Stored data:
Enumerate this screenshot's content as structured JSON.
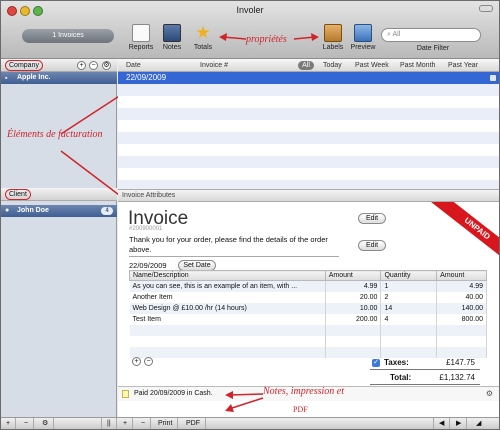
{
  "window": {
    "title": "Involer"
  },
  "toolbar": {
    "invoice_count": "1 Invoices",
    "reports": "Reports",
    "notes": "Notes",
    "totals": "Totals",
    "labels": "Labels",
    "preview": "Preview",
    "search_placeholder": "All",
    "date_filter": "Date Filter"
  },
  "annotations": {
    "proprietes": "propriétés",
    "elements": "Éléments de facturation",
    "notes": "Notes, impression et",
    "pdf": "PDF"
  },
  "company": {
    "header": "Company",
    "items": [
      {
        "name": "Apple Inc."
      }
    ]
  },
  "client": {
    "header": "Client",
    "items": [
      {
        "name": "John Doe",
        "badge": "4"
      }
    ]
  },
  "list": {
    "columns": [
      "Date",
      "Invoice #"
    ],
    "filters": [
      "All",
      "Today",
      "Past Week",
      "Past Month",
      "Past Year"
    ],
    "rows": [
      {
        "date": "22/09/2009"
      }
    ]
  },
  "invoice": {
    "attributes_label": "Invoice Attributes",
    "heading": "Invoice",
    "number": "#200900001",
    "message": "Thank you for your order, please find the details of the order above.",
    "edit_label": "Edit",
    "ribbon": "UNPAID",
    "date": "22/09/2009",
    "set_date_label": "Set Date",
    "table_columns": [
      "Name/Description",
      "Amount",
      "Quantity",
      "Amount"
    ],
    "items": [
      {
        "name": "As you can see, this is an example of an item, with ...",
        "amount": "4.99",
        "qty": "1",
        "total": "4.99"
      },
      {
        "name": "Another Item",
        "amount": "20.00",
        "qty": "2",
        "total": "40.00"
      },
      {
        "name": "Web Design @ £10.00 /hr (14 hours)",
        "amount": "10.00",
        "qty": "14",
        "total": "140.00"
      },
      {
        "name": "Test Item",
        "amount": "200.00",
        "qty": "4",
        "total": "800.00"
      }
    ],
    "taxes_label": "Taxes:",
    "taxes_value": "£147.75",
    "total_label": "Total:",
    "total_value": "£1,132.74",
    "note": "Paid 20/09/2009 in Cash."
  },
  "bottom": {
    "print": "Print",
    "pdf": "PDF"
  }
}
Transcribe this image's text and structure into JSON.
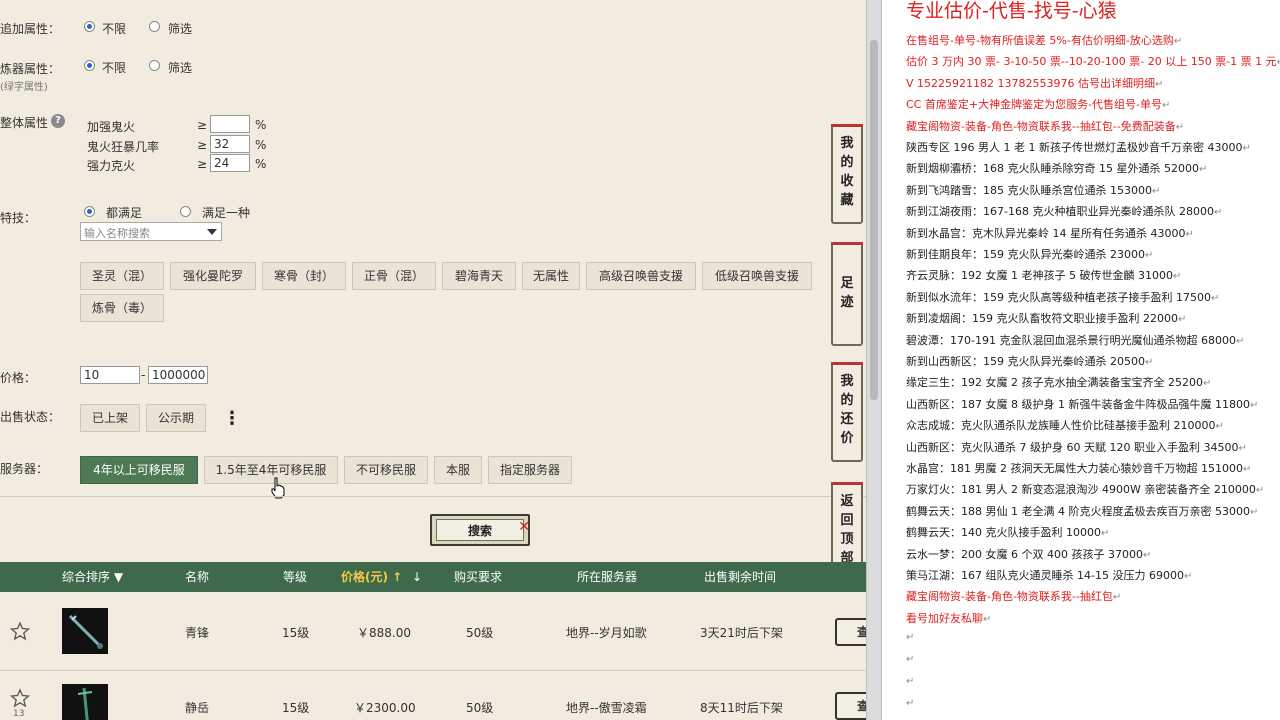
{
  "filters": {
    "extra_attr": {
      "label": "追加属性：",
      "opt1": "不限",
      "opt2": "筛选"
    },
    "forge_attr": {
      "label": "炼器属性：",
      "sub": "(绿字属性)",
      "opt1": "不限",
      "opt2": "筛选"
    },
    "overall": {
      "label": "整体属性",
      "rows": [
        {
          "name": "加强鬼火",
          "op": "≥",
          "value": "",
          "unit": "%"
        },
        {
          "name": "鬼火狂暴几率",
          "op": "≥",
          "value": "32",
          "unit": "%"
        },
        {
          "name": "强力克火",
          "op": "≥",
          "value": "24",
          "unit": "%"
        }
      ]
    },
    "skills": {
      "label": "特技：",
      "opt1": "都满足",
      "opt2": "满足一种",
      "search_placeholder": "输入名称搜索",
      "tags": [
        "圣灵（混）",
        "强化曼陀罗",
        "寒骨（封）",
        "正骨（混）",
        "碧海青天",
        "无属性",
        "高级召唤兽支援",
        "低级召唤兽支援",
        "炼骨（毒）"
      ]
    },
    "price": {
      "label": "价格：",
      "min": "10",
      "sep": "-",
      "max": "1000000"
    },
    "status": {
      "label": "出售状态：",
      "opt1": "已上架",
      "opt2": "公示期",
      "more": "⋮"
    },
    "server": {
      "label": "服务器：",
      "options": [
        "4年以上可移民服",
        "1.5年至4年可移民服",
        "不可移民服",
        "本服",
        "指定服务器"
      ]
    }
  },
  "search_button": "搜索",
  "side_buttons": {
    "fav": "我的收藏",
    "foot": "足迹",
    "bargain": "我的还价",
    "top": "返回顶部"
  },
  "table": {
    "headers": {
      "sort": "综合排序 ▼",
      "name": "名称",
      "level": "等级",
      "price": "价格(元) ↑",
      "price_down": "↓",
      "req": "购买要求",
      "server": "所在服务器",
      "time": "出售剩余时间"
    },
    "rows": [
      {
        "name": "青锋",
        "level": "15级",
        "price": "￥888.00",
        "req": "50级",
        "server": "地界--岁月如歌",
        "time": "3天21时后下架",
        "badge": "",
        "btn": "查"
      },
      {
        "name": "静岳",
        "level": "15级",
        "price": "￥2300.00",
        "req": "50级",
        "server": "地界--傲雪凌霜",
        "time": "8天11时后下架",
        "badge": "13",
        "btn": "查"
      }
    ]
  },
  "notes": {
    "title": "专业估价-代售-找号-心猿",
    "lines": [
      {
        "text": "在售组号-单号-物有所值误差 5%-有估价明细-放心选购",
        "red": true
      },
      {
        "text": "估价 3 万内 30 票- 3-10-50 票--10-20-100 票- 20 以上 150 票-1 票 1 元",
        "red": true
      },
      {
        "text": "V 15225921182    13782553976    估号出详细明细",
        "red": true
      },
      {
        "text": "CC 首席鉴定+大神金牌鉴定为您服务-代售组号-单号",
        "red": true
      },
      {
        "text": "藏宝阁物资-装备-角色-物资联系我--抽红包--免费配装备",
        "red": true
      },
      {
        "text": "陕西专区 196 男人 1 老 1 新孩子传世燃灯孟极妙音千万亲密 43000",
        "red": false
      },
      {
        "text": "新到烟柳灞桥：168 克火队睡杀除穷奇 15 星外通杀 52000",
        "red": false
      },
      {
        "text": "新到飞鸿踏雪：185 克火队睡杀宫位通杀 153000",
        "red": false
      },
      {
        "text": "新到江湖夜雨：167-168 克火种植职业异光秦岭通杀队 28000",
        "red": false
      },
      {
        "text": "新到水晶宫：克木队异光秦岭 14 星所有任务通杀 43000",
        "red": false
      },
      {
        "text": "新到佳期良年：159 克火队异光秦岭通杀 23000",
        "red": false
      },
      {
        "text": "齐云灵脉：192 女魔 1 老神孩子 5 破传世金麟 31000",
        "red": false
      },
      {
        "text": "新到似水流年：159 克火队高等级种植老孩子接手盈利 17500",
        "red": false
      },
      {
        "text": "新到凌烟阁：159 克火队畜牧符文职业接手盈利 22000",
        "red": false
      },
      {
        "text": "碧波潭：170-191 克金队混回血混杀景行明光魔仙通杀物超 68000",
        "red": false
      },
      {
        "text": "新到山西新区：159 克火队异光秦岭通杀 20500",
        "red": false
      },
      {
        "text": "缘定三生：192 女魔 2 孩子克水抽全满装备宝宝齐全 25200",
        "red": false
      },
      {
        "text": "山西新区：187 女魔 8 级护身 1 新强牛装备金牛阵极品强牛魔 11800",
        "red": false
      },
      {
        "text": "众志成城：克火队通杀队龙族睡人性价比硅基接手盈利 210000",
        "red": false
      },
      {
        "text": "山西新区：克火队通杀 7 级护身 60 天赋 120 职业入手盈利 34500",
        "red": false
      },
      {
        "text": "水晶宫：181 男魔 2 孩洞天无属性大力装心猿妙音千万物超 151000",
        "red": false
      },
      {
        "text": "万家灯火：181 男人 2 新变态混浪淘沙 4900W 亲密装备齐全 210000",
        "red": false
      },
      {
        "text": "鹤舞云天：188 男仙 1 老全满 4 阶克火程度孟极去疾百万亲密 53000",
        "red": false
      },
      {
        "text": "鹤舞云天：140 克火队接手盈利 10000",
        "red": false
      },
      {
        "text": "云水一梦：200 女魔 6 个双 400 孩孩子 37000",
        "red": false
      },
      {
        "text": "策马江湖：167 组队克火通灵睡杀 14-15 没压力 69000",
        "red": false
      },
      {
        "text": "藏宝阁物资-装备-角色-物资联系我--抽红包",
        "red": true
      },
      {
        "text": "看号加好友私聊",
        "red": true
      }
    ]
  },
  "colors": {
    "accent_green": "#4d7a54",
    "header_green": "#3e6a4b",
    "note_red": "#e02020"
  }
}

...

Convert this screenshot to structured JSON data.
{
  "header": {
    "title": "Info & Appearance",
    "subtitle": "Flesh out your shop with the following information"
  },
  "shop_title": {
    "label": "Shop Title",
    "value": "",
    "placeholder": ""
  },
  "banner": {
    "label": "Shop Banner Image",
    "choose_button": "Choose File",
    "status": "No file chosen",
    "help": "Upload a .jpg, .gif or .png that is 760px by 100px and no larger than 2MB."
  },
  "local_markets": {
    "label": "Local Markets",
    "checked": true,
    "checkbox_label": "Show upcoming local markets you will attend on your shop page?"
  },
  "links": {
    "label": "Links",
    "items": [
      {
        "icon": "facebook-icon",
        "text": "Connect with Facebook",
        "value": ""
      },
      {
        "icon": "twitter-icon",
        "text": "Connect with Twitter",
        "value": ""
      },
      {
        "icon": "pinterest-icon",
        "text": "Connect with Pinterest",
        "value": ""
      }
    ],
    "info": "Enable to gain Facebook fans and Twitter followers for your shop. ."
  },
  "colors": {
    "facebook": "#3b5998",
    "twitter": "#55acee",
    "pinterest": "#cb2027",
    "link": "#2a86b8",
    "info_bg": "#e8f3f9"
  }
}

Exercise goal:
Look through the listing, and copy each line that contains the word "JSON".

Response area:
Enumerate this screenshot's content as structured JSON.
Transcribe this image's text and structure into JSON.
Convert this screenshot to structured JSON data.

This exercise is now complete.